→ How to complete this task:
From the data below, restate every line word for word.

→ The data:
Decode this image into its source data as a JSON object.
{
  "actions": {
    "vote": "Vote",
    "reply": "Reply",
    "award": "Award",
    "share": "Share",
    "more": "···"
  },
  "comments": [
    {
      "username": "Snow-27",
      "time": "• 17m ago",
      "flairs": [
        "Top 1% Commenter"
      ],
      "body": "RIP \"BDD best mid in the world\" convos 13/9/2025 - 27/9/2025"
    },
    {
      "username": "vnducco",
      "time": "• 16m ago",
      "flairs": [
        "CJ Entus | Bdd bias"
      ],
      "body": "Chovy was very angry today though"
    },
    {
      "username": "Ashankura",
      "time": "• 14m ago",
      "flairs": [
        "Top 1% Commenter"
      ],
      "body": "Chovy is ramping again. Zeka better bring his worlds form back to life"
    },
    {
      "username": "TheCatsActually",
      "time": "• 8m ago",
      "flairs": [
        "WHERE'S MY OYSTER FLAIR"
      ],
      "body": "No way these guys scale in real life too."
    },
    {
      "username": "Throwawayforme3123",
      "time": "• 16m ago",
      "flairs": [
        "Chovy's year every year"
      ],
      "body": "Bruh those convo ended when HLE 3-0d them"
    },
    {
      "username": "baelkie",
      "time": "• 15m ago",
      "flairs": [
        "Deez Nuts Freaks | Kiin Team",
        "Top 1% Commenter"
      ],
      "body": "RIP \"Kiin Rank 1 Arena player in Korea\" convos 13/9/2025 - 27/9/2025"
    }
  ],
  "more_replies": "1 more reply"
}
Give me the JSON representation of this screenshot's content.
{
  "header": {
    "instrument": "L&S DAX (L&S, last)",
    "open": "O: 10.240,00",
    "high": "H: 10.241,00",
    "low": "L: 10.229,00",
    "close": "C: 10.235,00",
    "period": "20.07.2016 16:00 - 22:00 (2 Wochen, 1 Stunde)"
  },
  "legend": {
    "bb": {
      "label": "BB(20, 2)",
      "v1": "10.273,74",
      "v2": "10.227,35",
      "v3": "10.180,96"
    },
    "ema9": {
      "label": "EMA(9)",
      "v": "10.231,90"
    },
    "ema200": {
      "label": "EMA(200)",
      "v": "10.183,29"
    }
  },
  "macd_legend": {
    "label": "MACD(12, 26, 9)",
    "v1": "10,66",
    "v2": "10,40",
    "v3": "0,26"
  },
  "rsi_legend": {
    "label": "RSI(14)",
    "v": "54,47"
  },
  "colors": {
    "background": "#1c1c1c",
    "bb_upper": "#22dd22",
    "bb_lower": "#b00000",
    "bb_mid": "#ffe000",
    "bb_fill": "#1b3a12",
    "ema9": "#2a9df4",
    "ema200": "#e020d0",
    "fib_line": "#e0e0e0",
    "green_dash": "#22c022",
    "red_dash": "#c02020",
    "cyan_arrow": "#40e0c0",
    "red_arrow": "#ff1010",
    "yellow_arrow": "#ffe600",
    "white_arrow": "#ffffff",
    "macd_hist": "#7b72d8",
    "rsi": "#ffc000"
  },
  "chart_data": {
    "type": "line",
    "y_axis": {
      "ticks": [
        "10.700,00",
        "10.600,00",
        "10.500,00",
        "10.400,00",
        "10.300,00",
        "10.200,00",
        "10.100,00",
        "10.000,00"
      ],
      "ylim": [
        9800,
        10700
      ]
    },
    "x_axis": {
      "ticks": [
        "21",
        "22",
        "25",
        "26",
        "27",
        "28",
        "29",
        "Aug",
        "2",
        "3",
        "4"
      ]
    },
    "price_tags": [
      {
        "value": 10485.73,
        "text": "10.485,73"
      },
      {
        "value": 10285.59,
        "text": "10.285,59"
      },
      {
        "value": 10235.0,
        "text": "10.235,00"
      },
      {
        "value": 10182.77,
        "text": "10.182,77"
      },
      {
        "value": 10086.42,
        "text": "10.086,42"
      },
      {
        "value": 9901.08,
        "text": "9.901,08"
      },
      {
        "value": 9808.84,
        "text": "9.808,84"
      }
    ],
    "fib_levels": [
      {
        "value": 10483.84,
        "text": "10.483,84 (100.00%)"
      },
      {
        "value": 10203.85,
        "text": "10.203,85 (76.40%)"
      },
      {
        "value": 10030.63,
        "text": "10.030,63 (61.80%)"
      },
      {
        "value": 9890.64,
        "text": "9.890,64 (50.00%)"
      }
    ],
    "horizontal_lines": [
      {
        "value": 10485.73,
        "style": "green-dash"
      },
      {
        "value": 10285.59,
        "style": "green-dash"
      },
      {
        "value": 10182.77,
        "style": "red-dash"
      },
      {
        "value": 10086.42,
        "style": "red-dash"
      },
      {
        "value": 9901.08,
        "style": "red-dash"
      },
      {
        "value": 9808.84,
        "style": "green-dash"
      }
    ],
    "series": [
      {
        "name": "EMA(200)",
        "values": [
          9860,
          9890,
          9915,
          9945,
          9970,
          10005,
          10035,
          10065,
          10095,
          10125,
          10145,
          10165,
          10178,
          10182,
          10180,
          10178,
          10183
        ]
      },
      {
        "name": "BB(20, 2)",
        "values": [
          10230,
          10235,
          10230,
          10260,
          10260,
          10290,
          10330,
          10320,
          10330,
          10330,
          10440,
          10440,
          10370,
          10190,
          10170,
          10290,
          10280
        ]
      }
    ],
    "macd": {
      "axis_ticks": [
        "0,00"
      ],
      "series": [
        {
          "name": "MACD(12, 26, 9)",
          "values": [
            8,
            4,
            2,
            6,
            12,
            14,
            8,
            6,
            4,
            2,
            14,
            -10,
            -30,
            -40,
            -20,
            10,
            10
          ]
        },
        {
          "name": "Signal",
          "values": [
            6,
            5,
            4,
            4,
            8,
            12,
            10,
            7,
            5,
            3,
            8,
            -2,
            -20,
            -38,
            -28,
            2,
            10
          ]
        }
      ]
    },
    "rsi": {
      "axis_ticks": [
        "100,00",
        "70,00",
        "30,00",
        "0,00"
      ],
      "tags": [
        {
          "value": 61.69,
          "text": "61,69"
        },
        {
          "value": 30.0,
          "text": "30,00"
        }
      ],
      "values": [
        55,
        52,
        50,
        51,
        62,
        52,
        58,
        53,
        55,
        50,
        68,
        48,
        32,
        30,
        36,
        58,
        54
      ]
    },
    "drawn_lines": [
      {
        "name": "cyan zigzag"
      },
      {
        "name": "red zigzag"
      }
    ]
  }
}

→ Output of the exercise:
Decode this image into its source data as a JSON object.
{
  "actions": {
    "vote": "Vote",
    "reply": "Reply",
    "award": "Award",
    "share": "Share",
    "more": "···"
  },
  "comments": [
    {
      "username": "Snow-27",
      "time": "• 17m ago",
      "flairs": [
        "Top 1% Commenter"
      ],
      "body": "RIP \"BDD best mid in the world\" convos 13/9/2025 - 27/9/2025"
    },
    {
      "username": "vnducco",
      "time": "• 16m ago",
      "flairs": [
        "CJ Entus | Bdd bias"
      ],
      "body": "Chovy was very angry today though"
    },
    {
      "username": "Ashankura",
      "time": "• 14m ago",
      "flairs": [
        "Top 1% Commenter"
      ],
      "body": "Chovy is ramping again. Zeka better bring his worlds form back to life"
    },
    {
      "username": "TheCatsActually",
      "time": "• 8m ago",
      "flairs": [
        "WHERE'S MY OYSTER FLAIR"
      ],
      "body": "No way these guys scale in real life too."
    },
    {
      "username": "Throwawayforme3123",
      "time": "• 16m ago",
      "flairs": [
        "Chovy's year every year"
      ],
      "body": "Bruh those convo ended when HLE 3-0d them"
    },
    {
      "username": "baelkie",
      "time": "• 15m ago",
      "flairs": [
        "Deez Nuts Freaks | Kiin Team",
        "Top 1% Commenter"
      ],
      "body": "RIP \"Kiin Rank 1 Arena player in Korea\" convos 13/9/2025 - 27/9/2025"
    }
  ],
  "more_replies": "1 more reply"
}
Give me the JSON representation of this screenshot's content.
{
  "header": {
    "instrument": "L&S DAX (L&S, last)",
    "open": "O: 10.240,00",
    "high": "H: 10.241,00",
    "low": "L: 10.229,00",
    "close": "C: 10.235,00",
    "period": "20.07.2016 16:00 - 22:00 (2 Wochen, 1 Stunde)"
  },
  "legend": {
    "bb": {
      "label": "BB(20, 2)",
      "v1": "10.273,74",
      "v2": "10.227,35",
      "v3": "10.180,96"
    },
    "ema9": {
      "label": "EMA(9)",
      "v": "10.231,90"
    },
    "ema200": {
      "label": "EMA(200)",
      "v": "10.183,29"
    }
  },
  "macd_legend": {
    "label": "MACD(12, 26, 9)",
    "v1": "10,66",
    "v2": "10,40",
    "v3": "0,26"
  },
  "rsi_legend": {
    "label": "RSI(14)",
    "v": "54,47"
  },
  "colors": {
    "background": "#1c1c1c",
    "bb_upper": "#22dd22",
    "bb_lower": "#b00000",
    "bb_mid": "#ffe000",
    "bb_fill": "#1b3a12",
    "ema9": "#2a9df4",
    "ema200": "#e020d0",
    "fib_line": "#e0e0e0",
    "green_dash": "#22c022",
    "red_dash": "#c02020",
    "cyan_arrow": "#40e0c0",
    "red_arrow": "#ff1010",
    "yellow_arrow": "#ffe600",
    "white_arrow": "#ffffff",
    "macd_hist": "#7b72d8",
    "rsi": "#ffc000"
  },
  "chart_data": {
    "type": "line",
    "y_axis": {
      "ticks": [
        "10.700,00",
        "10.600,00",
        "10.500,00",
        "10.400,00",
        "10.300,00",
        "10.200,00",
        "10.100,00",
        "10.000,00"
      ],
      "ylim": [
        9800,
        10700
      ]
    },
    "x_axis": {
      "ticks": [
        "21",
        "22",
        "25",
        "26",
        "27",
        "28",
        "29",
        "Aug",
        "2",
        "3",
        "4"
      ]
    },
    "price_tags": [
      {
        "value": 10485.73,
        "text": "10.485,73"
      },
      {
        "value": 10285.59,
        "text": "10.285,59"
      },
      {
        "value": 10235.0,
        "text": "10.235,00"
      },
      {
        "value": 10182.77,
        "text": "10.182,77"
      },
      {
        "value": 10086.42,
        "text": "10.086,42"
      },
      {
        "value": 9901.08,
        "text": "9.901,08"
      },
      {
        "value": 9808.84,
        "text": "9.808,84"
      }
    ],
    "fib_levels": [
      {
        "value": 10483.84,
        "text": "10.483,84 (100.00%)"
      },
      {
        "value": 10203.85,
        "text": "10.203,85 (76.40%)"
      },
      {
        "value": 10030.63,
        "text": "10.030,63 (61.80%)"
      },
      {
        "value": 9890.64,
        "text": "9.890,64 (50.00%)"
      }
    ],
    "horizontal_lines": [
      {
        "value": 10485.73,
        "style": "green-dash"
      },
      {
        "value": 10285.59,
        "style": "green-dash"
      },
      {
        "value": 10182.77,
        "style": "red-dash"
      },
      {
        "value": 10086.42,
        "style": "red-dash"
      },
      {
        "value": 9901.08,
        "style": "red-dash"
      },
      {
        "value": 9808.84,
        "style": "green-dash"
      }
    ],
    "series": [
      {
        "name": "EMA(200)",
        "values": [
          9860,
          9890,
          9915,
          9945,
          9970,
          10005,
          10035,
          10065,
          10095,
          10125,
          10145,
          10165,
          10178,
          10182,
          10180,
          10178,
          10183
        ]
      },
      {
        "name": "BB(20, 2)",
        "values": [
          10230,
          10235,
          10230,
          10260,
          10260,
          10290,
          10330,
          10320,
          10330,
          10330,
          10440,
          10440,
          10370,
          10190,
          10170,
          10290,
          10280
        ]
      }
    ],
    "macd": {
      "axis_ticks": [
        "0,00"
      ],
      "series": [
        {
          "name": "MACD(12, 26, 9)",
          "values": [
            8,
            4,
            2,
            6,
            12,
            14,
            8,
            6,
            4,
            2,
            14,
            -10,
            -30,
            -40,
            -20,
            10,
            10
          ]
        },
        {
          "name": "Signal",
          "values": [
            6,
            5,
            4,
            4,
            8,
            12,
            10,
            7,
            5,
            3,
            8,
            -2,
            -20,
            -38,
            -28,
            2,
            10
          ]
        }
      ]
    },
    "rsi": {
      "axis_ticks": [
        "100,00",
        "70,00",
        "30,00",
        "0,00"
      ],
      "tags": [
        {
          "value": 61.69,
          "text": "61,69"
        },
        {
          "value": 30.0,
          "text": "30,00"
        }
      ],
      "values": [
        55,
        52,
        50,
        51,
        62,
        52,
        58,
        53,
        55,
        50,
        68,
        48,
        32,
        30,
        36,
        58,
        54
      ]
    },
    "drawn_lines": [
      {
        "name": "cyan zigzag"
      },
      {
        "name": "red zigzag"
      }
    ]
  }
}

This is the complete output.